## EXERCISE DESCRIPTION
Using the word "heading" as the filter, copy each matching line from the records.

## INFORMATION
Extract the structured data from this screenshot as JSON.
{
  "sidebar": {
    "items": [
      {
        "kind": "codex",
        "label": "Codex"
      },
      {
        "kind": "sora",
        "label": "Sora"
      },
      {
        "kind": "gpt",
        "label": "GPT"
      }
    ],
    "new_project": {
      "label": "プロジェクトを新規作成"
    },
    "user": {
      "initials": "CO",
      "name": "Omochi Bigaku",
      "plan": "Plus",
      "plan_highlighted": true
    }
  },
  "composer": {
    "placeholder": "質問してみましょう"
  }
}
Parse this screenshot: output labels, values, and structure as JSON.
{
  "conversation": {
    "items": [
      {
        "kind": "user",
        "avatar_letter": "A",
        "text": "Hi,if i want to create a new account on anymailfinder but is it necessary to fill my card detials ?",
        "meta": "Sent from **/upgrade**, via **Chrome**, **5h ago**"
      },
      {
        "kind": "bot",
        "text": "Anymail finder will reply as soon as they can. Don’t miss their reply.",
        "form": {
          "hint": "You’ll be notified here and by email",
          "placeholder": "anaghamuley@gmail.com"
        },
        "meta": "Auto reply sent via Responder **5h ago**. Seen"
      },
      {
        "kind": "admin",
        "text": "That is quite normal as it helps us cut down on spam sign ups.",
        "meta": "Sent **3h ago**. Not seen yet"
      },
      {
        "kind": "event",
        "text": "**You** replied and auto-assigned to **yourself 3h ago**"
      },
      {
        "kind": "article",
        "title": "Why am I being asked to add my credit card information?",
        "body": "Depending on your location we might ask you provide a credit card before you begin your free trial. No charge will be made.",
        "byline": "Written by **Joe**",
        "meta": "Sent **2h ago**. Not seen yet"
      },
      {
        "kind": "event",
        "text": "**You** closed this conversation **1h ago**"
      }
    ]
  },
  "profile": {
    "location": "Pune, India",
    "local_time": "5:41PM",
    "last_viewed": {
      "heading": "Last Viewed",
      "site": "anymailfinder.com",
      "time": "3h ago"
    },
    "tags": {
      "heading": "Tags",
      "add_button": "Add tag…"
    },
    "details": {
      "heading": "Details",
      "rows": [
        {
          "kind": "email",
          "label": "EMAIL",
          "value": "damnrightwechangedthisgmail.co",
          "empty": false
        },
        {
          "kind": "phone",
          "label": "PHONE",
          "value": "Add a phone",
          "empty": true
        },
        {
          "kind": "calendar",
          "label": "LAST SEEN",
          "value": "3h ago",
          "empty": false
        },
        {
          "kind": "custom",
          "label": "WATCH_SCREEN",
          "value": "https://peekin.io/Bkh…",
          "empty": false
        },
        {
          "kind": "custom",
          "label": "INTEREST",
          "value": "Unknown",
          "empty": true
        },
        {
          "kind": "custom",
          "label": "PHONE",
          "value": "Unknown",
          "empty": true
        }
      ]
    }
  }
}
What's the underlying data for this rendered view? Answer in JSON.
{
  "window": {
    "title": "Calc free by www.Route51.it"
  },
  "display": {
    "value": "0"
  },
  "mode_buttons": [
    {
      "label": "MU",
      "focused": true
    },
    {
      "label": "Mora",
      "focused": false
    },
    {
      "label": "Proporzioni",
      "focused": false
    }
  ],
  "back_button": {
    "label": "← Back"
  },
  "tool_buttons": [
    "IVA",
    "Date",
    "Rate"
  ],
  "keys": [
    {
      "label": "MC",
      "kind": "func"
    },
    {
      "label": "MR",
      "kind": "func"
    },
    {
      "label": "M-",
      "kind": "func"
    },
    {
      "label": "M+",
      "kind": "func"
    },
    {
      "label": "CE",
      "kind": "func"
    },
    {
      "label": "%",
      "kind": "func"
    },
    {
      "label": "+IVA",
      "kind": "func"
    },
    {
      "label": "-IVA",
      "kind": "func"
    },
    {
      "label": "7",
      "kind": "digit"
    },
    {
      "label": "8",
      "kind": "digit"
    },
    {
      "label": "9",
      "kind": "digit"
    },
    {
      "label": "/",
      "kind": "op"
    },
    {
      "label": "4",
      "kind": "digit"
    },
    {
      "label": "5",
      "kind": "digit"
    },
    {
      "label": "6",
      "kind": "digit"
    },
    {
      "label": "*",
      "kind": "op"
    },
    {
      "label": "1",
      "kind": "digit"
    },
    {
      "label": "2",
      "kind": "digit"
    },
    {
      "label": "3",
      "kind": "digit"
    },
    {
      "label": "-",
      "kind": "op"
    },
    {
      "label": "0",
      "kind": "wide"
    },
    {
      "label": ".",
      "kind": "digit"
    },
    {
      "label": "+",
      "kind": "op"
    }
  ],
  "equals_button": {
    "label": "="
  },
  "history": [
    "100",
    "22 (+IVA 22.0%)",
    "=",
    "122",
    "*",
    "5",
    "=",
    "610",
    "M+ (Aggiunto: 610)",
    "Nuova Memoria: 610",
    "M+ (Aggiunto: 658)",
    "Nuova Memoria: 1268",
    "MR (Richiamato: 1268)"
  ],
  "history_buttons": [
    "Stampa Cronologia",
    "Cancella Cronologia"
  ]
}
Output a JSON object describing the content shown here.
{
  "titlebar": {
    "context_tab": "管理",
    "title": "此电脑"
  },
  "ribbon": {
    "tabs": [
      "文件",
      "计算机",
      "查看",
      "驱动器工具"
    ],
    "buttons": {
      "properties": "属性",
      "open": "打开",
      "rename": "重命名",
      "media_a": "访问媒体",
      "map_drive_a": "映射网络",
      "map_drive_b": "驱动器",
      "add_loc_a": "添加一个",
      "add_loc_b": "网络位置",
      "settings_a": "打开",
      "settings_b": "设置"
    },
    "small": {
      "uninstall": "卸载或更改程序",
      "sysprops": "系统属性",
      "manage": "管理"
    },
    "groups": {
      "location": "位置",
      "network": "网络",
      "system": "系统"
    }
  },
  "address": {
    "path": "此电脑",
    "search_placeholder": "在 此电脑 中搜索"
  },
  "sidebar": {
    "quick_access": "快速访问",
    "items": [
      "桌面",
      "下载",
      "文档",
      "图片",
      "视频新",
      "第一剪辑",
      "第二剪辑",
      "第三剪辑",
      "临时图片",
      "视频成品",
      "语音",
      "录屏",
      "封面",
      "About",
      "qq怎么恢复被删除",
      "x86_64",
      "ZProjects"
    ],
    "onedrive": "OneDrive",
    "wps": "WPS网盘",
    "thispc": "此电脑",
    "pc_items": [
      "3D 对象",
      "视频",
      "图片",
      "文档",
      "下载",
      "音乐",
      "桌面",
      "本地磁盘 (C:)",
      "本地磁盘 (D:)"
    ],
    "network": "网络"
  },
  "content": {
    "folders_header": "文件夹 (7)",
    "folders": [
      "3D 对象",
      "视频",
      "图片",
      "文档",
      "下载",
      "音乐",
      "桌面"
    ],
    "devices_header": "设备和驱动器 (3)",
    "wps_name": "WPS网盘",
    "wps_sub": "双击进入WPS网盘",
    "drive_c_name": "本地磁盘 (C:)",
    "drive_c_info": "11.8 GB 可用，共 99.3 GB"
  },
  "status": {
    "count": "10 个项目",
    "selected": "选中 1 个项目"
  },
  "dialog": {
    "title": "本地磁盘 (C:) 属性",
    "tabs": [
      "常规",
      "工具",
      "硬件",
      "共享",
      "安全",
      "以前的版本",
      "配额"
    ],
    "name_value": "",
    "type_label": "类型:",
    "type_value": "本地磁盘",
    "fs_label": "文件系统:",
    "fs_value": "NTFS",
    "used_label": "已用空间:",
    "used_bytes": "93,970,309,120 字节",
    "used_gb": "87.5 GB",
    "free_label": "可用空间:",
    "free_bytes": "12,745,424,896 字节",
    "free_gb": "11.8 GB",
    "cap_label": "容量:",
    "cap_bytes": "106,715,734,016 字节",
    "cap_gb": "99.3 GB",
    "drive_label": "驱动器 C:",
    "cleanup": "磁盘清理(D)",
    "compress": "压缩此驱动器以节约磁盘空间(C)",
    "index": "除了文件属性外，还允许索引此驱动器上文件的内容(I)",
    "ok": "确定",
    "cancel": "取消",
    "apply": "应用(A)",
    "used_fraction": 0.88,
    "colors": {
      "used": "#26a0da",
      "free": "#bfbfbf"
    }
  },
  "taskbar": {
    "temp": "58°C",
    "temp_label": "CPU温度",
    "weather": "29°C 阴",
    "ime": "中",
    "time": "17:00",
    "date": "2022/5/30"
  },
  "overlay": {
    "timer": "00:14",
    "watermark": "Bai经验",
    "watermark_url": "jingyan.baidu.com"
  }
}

## SOLUTION FOR THIS TASK
      "heading": "Last Viewed",
      "heading": "Tags",
      "heading": "Details",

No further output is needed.